Our town was thrown into a high state of excitement on Thursday last by intelligence from near Hickory Point, in this Territory, that Chas. W. Dow, a young man about twenty-two years of age, was most barbarously murdered by a party of demons who rejoice in the appellation of “border ruffians.” Mr. Dow had been to a blacksmith shop where several of these demons incarnate were congregated. One of them drew a rifle on him, and threatened to shoot him on the spot, but finally set down his weapon without injuring any one. Mr. Dow started to leave, and got a few rods when his attention was directed towards the shop by the explosion of a percussion cap. Looking around he received a charge of buck shot in his bosom from a wretch named Colman, [sic] and fell dead upon the spot.

The business at the blacksmith shop seems to refer to a confrontation between Dow and Harrison Buckley, who many free state men initially thought had show Dow. Brown further pledged

The people will assemble on Monday, and execute summary punishment upon the entire party who were present, and accessories to the murder, if they can be found. We wait with anxiety for further developments.

By this point, however, Coleman, Buckley, and Hargis traveled Kansas with Sheriff Samuel Jones.

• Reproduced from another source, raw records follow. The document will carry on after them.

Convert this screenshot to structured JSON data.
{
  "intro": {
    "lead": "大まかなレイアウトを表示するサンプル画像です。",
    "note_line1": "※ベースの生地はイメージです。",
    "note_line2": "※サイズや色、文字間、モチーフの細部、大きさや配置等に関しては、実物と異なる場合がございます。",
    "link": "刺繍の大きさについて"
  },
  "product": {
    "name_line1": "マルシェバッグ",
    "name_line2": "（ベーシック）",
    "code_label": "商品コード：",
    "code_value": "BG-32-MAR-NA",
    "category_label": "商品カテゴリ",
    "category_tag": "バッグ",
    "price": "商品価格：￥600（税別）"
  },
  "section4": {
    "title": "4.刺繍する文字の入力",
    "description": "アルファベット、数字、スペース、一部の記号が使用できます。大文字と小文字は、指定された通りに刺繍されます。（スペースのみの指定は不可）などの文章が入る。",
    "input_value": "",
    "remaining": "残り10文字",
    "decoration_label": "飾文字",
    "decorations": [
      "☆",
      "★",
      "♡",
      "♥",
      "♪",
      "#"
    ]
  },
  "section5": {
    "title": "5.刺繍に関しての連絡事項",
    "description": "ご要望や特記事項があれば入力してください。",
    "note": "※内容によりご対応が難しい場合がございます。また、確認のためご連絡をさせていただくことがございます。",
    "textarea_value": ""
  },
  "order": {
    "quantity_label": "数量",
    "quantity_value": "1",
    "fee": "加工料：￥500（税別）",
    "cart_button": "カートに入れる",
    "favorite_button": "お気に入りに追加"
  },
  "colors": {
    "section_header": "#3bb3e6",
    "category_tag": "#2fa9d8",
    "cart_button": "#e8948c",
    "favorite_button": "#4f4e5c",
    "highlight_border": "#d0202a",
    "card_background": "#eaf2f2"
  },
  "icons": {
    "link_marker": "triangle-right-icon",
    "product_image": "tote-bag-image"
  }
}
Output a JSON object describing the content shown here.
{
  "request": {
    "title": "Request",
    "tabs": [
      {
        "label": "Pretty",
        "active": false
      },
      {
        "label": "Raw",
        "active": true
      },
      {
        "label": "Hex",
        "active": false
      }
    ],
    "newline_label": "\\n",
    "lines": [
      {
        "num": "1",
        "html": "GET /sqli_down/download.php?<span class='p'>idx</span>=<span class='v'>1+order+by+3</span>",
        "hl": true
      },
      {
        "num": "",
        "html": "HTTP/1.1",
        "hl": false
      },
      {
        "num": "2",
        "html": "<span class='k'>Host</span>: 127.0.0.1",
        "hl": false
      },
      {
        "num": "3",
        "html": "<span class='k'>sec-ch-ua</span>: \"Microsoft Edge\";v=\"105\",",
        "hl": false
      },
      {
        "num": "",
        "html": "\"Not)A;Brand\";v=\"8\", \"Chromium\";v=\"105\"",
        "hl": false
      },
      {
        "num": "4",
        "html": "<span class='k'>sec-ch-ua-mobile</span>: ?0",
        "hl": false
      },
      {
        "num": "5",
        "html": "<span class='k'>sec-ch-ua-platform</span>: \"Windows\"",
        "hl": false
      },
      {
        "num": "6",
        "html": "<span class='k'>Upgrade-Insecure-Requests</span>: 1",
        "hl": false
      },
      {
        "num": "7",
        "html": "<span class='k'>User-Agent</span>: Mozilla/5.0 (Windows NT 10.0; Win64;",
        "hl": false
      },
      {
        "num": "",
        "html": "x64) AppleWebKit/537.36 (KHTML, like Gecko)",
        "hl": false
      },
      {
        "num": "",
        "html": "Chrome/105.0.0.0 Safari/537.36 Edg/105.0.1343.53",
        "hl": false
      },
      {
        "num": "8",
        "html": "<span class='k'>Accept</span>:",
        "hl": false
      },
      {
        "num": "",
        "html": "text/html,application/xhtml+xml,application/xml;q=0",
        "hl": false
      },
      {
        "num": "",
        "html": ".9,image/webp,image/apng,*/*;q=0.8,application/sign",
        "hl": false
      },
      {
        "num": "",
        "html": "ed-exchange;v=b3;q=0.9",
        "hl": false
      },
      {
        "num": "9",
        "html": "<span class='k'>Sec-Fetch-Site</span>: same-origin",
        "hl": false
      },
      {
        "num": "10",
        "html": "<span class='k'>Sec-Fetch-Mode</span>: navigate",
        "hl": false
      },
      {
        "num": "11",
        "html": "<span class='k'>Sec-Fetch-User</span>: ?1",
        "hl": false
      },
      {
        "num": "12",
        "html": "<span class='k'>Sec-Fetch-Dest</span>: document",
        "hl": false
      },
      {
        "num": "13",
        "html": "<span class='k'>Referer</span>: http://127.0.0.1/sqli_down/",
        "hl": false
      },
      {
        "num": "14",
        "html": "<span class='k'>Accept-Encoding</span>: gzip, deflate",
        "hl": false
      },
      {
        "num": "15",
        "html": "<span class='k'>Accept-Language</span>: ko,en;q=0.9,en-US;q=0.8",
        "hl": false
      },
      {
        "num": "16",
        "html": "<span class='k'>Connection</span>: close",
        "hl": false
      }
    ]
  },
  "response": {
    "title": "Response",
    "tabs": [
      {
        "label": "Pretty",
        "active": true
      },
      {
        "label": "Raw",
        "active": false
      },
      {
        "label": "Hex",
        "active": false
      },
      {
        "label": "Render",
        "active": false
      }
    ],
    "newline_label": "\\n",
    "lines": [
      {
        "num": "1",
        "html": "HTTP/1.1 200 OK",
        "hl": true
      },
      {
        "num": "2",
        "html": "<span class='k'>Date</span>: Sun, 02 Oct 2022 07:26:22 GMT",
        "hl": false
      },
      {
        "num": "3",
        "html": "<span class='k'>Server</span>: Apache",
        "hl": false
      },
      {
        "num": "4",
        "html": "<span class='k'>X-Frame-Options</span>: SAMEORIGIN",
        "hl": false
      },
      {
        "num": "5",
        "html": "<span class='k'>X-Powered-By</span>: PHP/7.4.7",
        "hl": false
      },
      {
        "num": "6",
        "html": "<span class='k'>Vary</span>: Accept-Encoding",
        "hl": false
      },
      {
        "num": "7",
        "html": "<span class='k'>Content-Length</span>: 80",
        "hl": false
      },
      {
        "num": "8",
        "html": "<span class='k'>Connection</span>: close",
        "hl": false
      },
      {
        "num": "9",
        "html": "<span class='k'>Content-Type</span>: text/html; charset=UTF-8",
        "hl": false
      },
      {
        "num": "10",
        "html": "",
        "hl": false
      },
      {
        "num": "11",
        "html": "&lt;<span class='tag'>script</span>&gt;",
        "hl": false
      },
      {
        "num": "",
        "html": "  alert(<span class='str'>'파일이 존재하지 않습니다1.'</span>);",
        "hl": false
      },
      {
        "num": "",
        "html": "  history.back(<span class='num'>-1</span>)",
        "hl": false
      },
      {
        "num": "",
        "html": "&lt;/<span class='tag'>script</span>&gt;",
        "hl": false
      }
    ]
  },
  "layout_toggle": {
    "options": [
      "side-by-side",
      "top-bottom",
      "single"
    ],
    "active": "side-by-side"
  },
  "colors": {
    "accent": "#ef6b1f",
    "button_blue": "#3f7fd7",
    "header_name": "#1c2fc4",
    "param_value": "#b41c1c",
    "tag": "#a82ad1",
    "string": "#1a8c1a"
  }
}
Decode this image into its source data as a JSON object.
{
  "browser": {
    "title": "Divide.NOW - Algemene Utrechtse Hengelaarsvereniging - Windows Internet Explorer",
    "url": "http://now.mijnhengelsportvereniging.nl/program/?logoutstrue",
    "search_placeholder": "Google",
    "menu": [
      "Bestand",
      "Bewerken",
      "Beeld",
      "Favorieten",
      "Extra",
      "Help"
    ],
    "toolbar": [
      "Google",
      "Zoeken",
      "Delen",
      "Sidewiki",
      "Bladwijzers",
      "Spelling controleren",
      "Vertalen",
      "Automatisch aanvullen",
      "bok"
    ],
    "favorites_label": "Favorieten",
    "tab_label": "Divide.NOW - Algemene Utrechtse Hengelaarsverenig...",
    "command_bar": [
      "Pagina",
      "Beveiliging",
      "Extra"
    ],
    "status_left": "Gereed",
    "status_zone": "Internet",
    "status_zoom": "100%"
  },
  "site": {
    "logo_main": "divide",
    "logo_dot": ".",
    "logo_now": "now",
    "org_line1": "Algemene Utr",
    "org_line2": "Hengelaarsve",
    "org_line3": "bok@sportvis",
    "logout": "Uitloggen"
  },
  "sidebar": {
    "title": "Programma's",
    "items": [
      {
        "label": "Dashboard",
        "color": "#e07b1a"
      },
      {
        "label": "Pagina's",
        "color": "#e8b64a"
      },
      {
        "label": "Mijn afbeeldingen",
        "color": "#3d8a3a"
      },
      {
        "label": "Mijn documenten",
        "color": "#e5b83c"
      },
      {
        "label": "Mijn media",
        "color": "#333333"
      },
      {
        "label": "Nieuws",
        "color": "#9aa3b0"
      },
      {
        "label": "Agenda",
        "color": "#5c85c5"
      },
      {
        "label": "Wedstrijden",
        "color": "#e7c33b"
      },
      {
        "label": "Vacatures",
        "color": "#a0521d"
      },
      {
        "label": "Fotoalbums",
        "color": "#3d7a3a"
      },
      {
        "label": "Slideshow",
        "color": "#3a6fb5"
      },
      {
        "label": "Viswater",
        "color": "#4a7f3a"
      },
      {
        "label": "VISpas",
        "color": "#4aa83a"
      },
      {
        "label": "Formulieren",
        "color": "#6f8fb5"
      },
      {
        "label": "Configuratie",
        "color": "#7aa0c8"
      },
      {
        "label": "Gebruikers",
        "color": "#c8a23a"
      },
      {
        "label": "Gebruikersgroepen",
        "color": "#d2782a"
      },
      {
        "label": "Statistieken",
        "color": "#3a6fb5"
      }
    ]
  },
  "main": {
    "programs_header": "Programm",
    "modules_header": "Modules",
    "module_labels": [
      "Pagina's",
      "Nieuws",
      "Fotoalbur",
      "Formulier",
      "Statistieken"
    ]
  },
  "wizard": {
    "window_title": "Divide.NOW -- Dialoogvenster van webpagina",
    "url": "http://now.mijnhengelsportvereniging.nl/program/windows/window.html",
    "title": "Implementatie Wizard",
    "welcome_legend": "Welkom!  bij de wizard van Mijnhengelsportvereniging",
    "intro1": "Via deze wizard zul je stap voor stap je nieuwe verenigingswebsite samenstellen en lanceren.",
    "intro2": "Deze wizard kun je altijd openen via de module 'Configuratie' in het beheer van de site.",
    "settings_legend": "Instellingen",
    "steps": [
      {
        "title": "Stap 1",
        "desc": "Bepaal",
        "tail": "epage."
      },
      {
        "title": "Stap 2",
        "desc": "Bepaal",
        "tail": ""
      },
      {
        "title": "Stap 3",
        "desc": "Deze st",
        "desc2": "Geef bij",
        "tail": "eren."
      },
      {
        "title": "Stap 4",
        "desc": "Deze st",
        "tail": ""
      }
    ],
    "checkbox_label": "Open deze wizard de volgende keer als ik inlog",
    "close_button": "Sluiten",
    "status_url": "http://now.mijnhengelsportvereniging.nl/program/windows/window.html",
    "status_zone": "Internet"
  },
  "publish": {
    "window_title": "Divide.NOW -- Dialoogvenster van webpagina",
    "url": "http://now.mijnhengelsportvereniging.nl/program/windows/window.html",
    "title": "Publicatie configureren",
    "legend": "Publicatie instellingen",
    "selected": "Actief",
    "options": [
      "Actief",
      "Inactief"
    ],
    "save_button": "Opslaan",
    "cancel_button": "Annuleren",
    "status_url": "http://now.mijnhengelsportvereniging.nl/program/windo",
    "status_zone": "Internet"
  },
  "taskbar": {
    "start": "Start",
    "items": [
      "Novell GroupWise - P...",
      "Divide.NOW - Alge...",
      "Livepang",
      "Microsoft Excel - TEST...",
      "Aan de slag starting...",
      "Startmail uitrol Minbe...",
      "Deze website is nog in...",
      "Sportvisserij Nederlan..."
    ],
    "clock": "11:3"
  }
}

They went in search of a magistrate, at Governor Wilson Shannon’s instructions, and found Hugh Cameron at Lecompton, the seat of Douglas County. I before speculated that the party saw Shannon twice, but can now confirm them. It slipped my mind that Coleman’s testimony to the Howard Committee mentions separate meetings.

At Lecompton, Buckley swore an affidavit to Cameron regarding the threats to his life that Branson had made. According to Jones’ later affidavit, reprinted in Brewerton:

on the 26th day of November, A.D. 1855, he received from the hands of Hugh Cameron, a legally appointed justice of the peace for said County of Douglass, a peace-warrant issued by said justice of the peace, and to him directed as sheriff, […] and immediately after receiving said warrant he summoned a posse of ten men and proceeded to the house of said Branson

Jones’ posse included Buckley and Hargis, but it appears that Coleman remained in Lecompton. The hunt for Franklin Coleman thus gave way to a hunt for Jacob Branson.